[[ DATA TO USE, beginning ]]

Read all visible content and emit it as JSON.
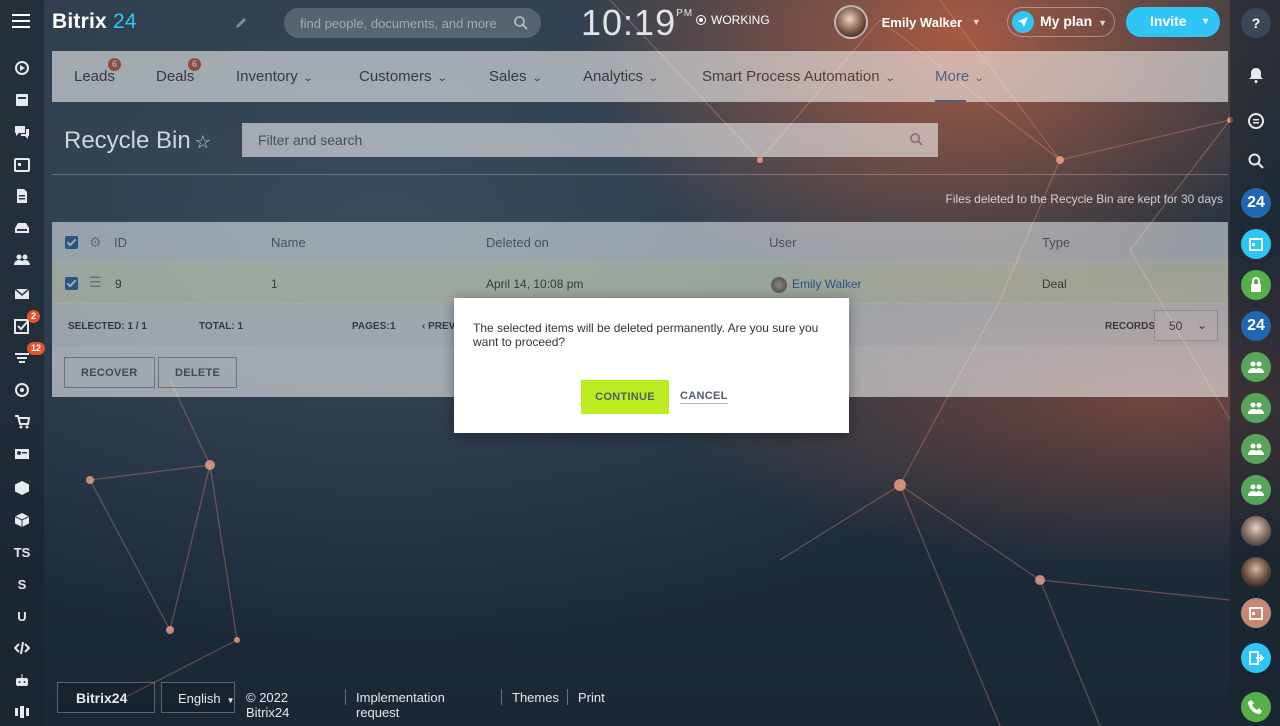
{
  "app": {
    "logo_main": "Bitrix",
    "logo_num": "24"
  },
  "header": {
    "search_placeholder": "find people, documents, and more",
    "clock": "10:19",
    "ampm": "PM",
    "status": "WORKING",
    "user_name": "Emily Walker",
    "plan_label": "My plan",
    "invite_label": "Invite"
  },
  "nav": {
    "tabs": [
      {
        "label": "Leads",
        "badge": "6"
      },
      {
        "label": "Deals",
        "badge": "6"
      },
      {
        "label": "Inventory"
      },
      {
        "label": "Customers"
      },
      {
        "label": "Sales"
      },
      {
        "label": "Analytics"
      },
      {
        "label": "Smart Process Automation"
      },
      {
        "label": "More"
      }
    ]
  },
  "page": {
    "title": "Recycle Bin",
    "filter_placeholder": "Filter and search",
    "retention_note": "Files deleted to the Recycle Bin are kept for 30 days"
  },
  "grid": {
    "columns": [
      "ID",
      "Name",
      "Deleted on",
      "User",
      "Type"
    ],
    "rows": [
      {
        "id": "9",
        "name": "1",
        "deleted_on": "April 14, 10:08 pm",
        "user": "Emily Walker",
        "type": "Deal"
      }
    ],
    "footer": {
      "selected": "SELECTED: 1 / 1",
      "total": "TOTAL: 1",
      "pages_label": "PAGES:",
      "pages_value": "1",
      "prev": "PREV",
      "records_label": "RECORDS:",
      "records_value": "50"
    },
    "actions": {
      "recover": "RECOVER",
      "delete": "DELETE"
    }
  },
  "dialog": {
    "message": "The selected items will be deleted permanently. Are you sure you want to proceed?",
    "continue": "CONTINUE",
    "cancel": "CANCEL"
  },
  "left_rail": {
    "badges": {
      "tasks": "2",
      "feed": "12"
    },
    "text_items": [
      "TS",
      "S",
      "U"
    ]
  },
  "right_rail": {
    "items": [
      "24",
      "24"
    ]
  },
  "footer": {
    "logo": "Bitrix24",
    "language": "English",
    "copyright": "© 2022 Bitrix24",
    "links": [
      "Implementation request",
      "Themes",
      "Print"
    ]
  },
  "colors": {
    "accent": "#2fc6f6",
    "continue_button": "#bbed21",
    "badge": "#e4532e",
    "link": "#2067b0"
  }
}
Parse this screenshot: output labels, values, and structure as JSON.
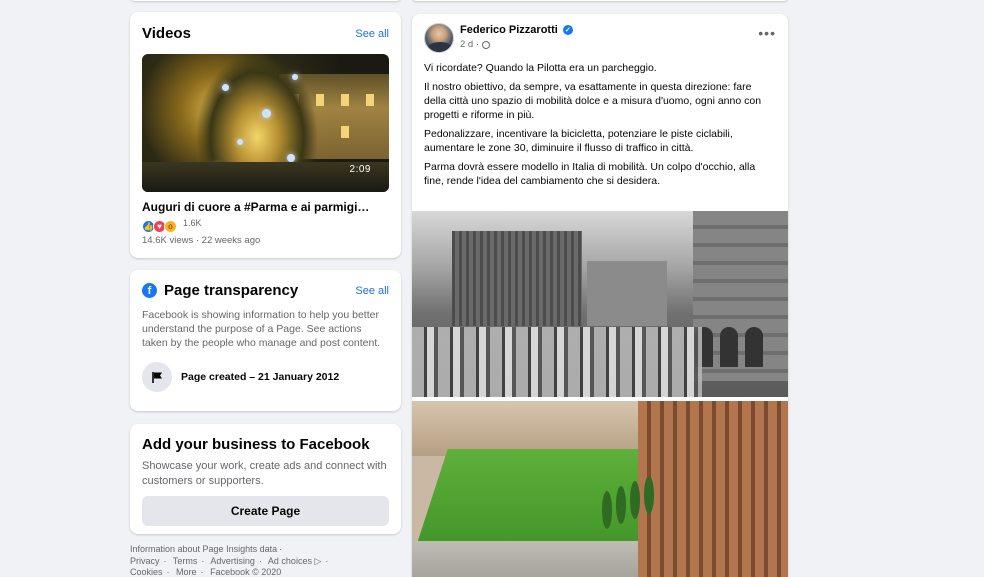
{
  "videos": {
    "title": "Videos",
    "see_all": "See all",
    "video": {
      "duration": "2:09",
      "title": "Auguri di cuore a #Parma e ai parmigi…",
      "reaction_count": "1.6K",
      "meta": "14.6K views · 22 weeks ago"
    }
  },
  "transparency": {
    "title": "Page transparency",
    "see_all": "See all",
    "description": "Facebook is showing information to help you better understand the purpose of a Page. See actions taken by the people who manage and post content.",
    "created": "Page created – 21 January 2012"
  },
  "business": {
    "title": "Add your business to Facebook",
    "description": "Showcase your work, create ads and connect with customers or supporters.",
    "button": "Create Page"
  },
  "footer": {
    "insights": "Information about Page Insights data",
    "privacy": "Privacy",
    "terms": "Terms",
    "advertising": "Advertising",
    "ad_choices": "Ad choices",
    "cookies": "Cookies",
    "more": "More",
    "copyright": "Facebook © 2020"
  },
  "post": {
    "author": "Federico Pizzarotti",
    "timestamp": "2 d ·",
    "paragraphs": [
      "Vi ricordate? Quando la Pilotta era un parcheggio.",
      "Il nostro obiettivo, da sempre, va esattamente in questa direzione: fare della città uno spazio di mobilità dolce e a misura d'uomo, ogni anno con progetti e riforme in più.",
      "Pedonalizzare, incentivare la bicicletta, potenziare le piste ciclabili, aumentare le zone 30, diminuire il flusso di traffico in città.",
      "Parma dovrà essere modello in Italia di mobilità. Un colpo d'occhio, alla fine, rende l'idea del cambiamento che si desidera."
    ]
  },
  "colors": {
    "accent": "#216fdb",
    "background": "#f0f2f5",
    "muted_text": "#65676b"
  },
  "icons": [
    "fb-logo-icon",
    "flag-icon",
    "verified-icon",
    "globe-icon",
    "more-icon",
    "like-icon",
    "love-icon",
    "wow-icon",
    "ad-choices-icon"
  ]
}
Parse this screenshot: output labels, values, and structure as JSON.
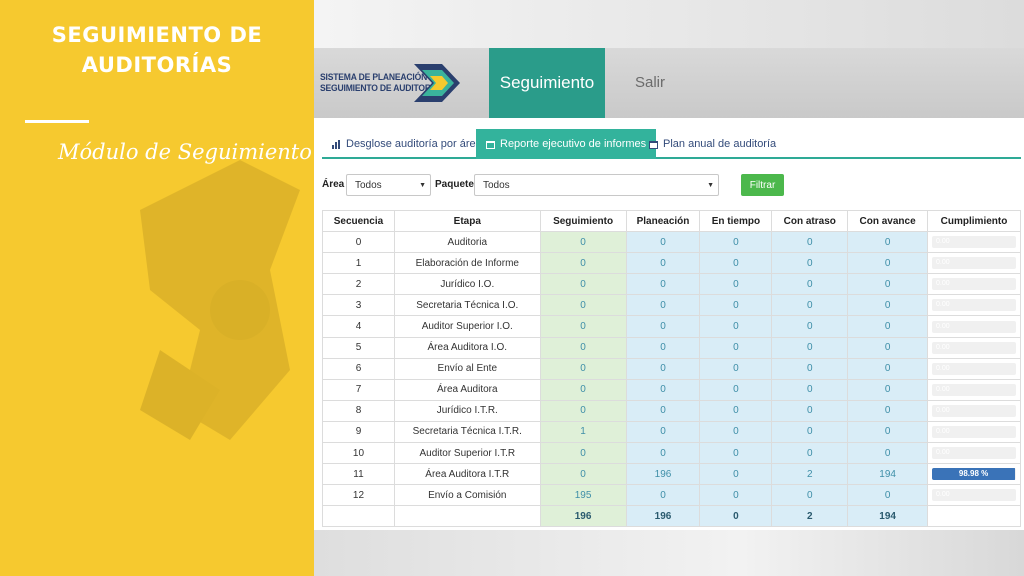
{
  "slide": {
    "title_line1": "SEGUIMIENTO DE",
    "title_line2": "AUDITORÍAS",
    "subtitle": "Módulo de Seguimiento"
  },
  "header": {
    "logo_line1": "SISTEMA DE PLANEACIÓN Y",
    "logo_line2": "SEGUIMIENTO DE AUDITORÍAS",
    "nav_active": "Seguimiento",
    "nav_exit": "Salir"
  },
  "tabs": [
    {
      "label": "Desglose auditoría por área",
      "icon": "bar-chart-icon"
    },
    {
      "label": "Reporte ejecutivo de informes",
      "icon": "calendar-icon"
    },
    {
      "label": "Plan anual de auditoría",
      "icon": "calendar-icon"
    }
  ],
  "filters": {
    "area_label": "Área",
    "area_value": "Todos",
    "paquete_label": "Paquete",
    "paquete_value": "Todos",
    "button": "Filtrar"
  },
  "table": {
    "headers": [
      "Secuencia",
      "Etapa",
      "Seguimiento",
      "Planeación",
      "En tiempo",
      "Con atraso",
      "Con avance",
      "Cumplimiento"
    ],
    "rows": [
      {
        "seq": "0",
        "etapa": "Auditoria",
        "seg": "0",
        "plan": "0",
        "tiempo": "0",
        "atraso": "0",
        "avance": "0",
        "cumpl": 0,
        "cumpl_label": "0.00"
      },
      {
        "seq": "1",
        "etapa": "Elaboración de Informe",
        "seg": "0",
        "plan": "0",
        "tiempo": "0",
        "atraso": "0",
        "avance": "0",
        "cumpl": 0,
        "cumpl_label": "0.00"
      },
      {
        "seq": "2",
        "etapa": "Jurídico I.O.",
        "seg": "0",
        "plan": "0",
        "tiempo": "0",
        "atraso": "0",
        "avance": "0",
        "cumpl": 0,
        "cumpl_label": "0.00"
      },
      {
        "seq": "3",
        "etapa": "Secretaria Técnica I.O.",
        "seg": "0",
        "plan": "0",
        "tiempo": "0",
        "atraso": "0",
        "avance": "0",
        "cumpl": 0,
        "cumpl_label": "0.00"
      },
      {
        "seq": "4",
        "etapa": "Auditor Superior I.O.",
        "seg": "0",
        "plan": "0",
        "tiempo": "0",
        "atraso": "0",
        "avance": "0",
        "cumpl": 0,
        "cumpl_label": "0.00"
      },
      {
        "seq": "5",
        "etapa": "Área Auditora I.O.",
        "seg": "0",
        "plan": "0",
        "tiempo": "0",
        "atraso": "0",
        "avance": "0",
        "cumpl": 0,
        "cumpl_label": "0.00"
      },
      {
        "seq": "6",
        "etapa": "Envío al Ente",
        "seg": "0",
        "plan": "0",
        "tiempo": "0",
        "atraso": "0",
        "avance": "0",
        "cumpl": 0,
        "cumpl_label": "0.00"
      },
      {
        "seq": "7",
        "etapa": "Área Auditora",
        "seg": "0",
        "plan": "0",
        "tiempo": "0",
        "atraso": "0",
        "avance": "0",
        "cumpl": 0,
        "cumpl_label": "0.00"
      },
      {
        "seq": "8",
        "etapa": "Jurídico I.T.R.",
        "seg": "0",
        "plan": "0",
        "tiempo": "0",
        "atraso": "0",
        "avance": "0",
        "cumpl": 0,
        "cumpl_label": "0.00"
      },
      {
        "seq": "9",
        "etapa": "Secretaria Técnica I.T.R.",
        "seg": "1",
        "plan": "0",
        "tiempo": "0",
        "atraso": "0",
        "avance": "0",
        "cumpl": 0,
        "cumpl_label": "0.00"
      },
      {
        "seq": "10",
        "etapa": "Auditor Superior I.T.R",
        "seg": "0",
        "plan": "0",
        "tiempo": "0",
        "atraso": "0",
        "avance": "0",
        "cumpl": 0,
        "cumpl_label": "0.00"
      },
      {
        "seq": "11",
        "etapa": "Área Auditora I.T.R",
        "seg": "0",
        "plan": "196",
        "tiempo": "0",
        "atraso": "2",
        "avance": "194",
        "cumpl": 98.98,
        "cumpl_label": "98.98 %"
      },
      {
        "seq": "12",
        "etapa": "Envío a Comisión",
        "seg": "195",
        "plan": "0",
        "tiempo": "0",
        "atraso": "0",
        "avance": "0",
        "cumpl": 0,
        "cumpl_label": "0.00"
      }
    ],
    "totals": {
      "seg": "196",
      "plan": "196",
      "tiempo": "0",
      "atraso": "2",
      "avance": "194"
    }
  },
  "colors": {
    "yellow_panel": "#f6c92f",
    "teal_active": "#2a9c8a",
    "tab_active": "#33b39c",
    "filter_button": "#4cb84c",
    "progress_fill": "#3a73b8",
    "seg_cell": "#dff0d8",
    "info_cell": "#d9edf7"
  }
}
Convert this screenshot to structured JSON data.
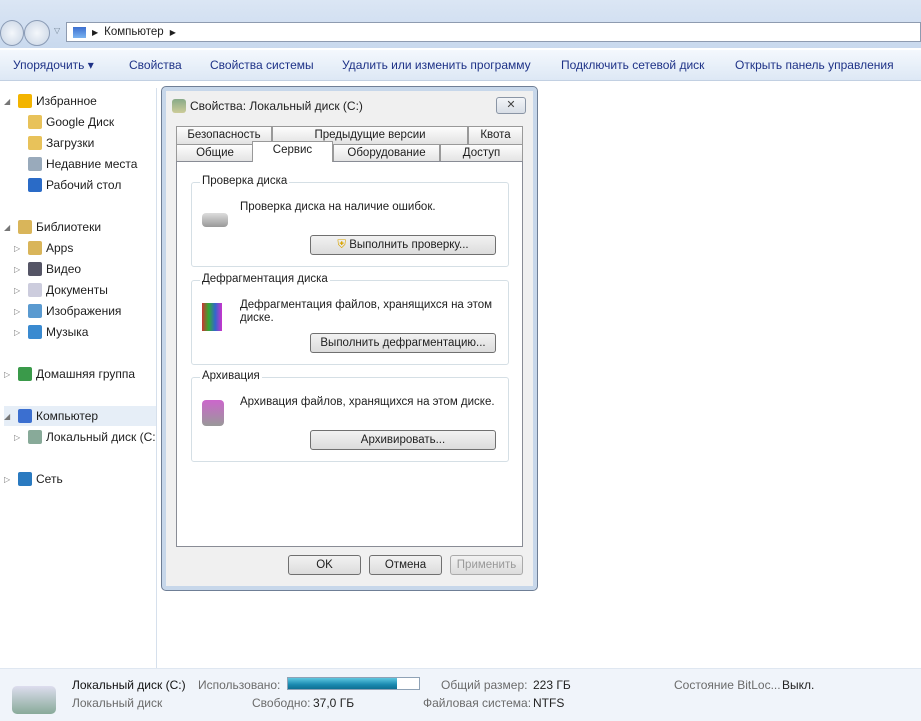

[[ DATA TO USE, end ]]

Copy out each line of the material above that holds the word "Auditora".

        "etapa": "Área Auditora I.O.",
        "etapa": "Área Auditora",
        "etapa": "Área Auditora I.T.R",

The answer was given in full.